At the entrance to his bedroom he stops and holds his breath. He listens for signs of something from Dee’s bedroom, of anything, of a reminder that she is alive and well and he hears nothing, and he enters his bedroom, sad, because his daughter is in pain, because he doesn’t know what to do about it, because he loves his wife, because now it is Abbie he doesn’t need to worry about, suddenly, he’s without a job and his daughter is in a deep and perilous pain and his wife is oblivious to the world outside of her work, and his son appears content with his lot, though Bobby would give anything to understand what that lot was.
Bobby walks to the washroom and strips down. He stares at his naked body in the mirror, notices a few more soft spots around his waist, thinks about jogging, again with the jogging, but he doesn’t want to let the body go, he knows he’s at that age where letting go means he’ll never be healthy again, there is history in his family, heart troubles and tumors and all sorts of ailments that don’t cut lives short, just create misery, and much of it.

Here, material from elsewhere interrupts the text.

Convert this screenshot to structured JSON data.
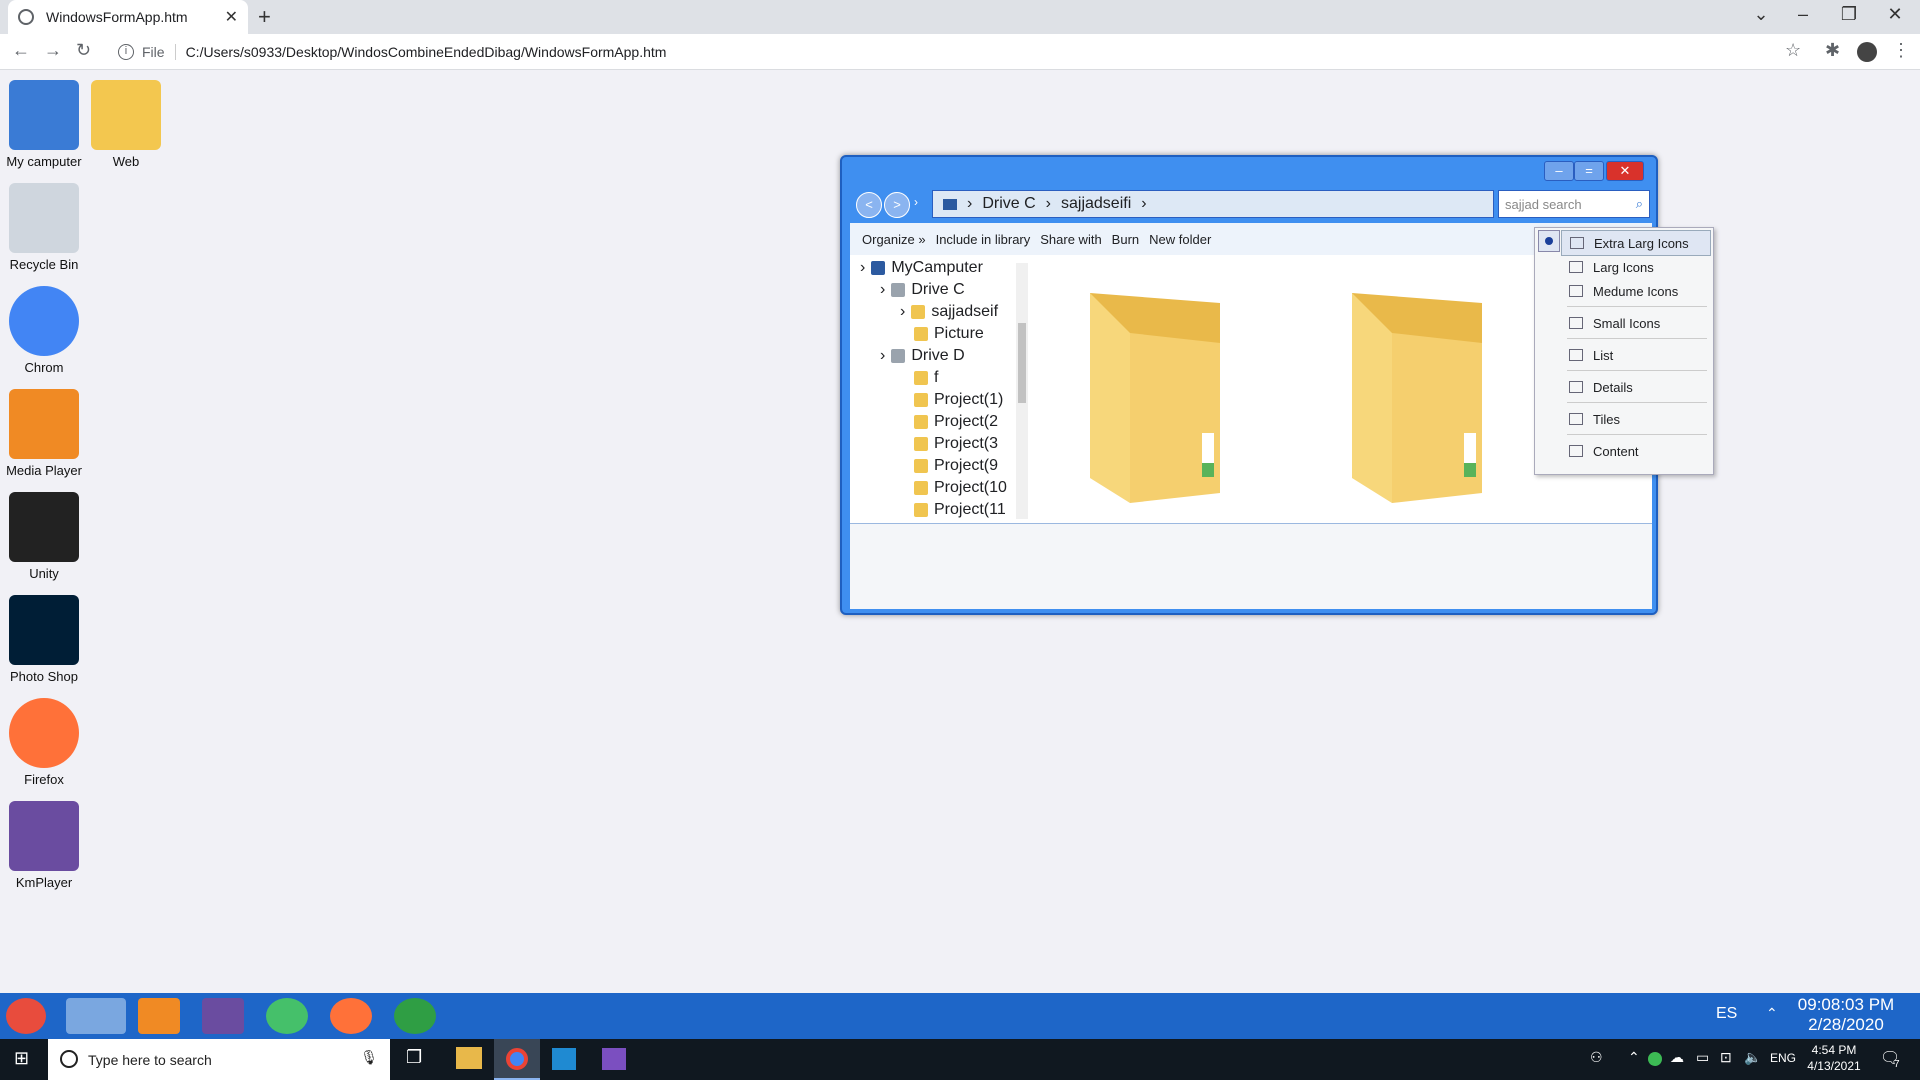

There was a gym in his building downtown and his company paid for a membership, it was part of the benefits package, and he joined every year and never once set foot in the gym.
The closest gym that Bobby knows of is the dingy basement gym in the stripmall where Mimi works and while he’s sure there are closer, he can only imagine the clientel, and then he realizes he is going to let his body go to pot because he’s a snob, one who would rather grow fat than sweat next to strangers, to people he will never befriend, because he’s like that, anti-social, he’d rather spend the money on his own equipment, and build a room at home, and hire a personal trainer to set up a regimen, then to go to the local gym, because gyms are intimate places and Bobby has troubles with intimacy.
At work, Vachon once said he was like jerky made out of filet mignon.
He turns on the shower.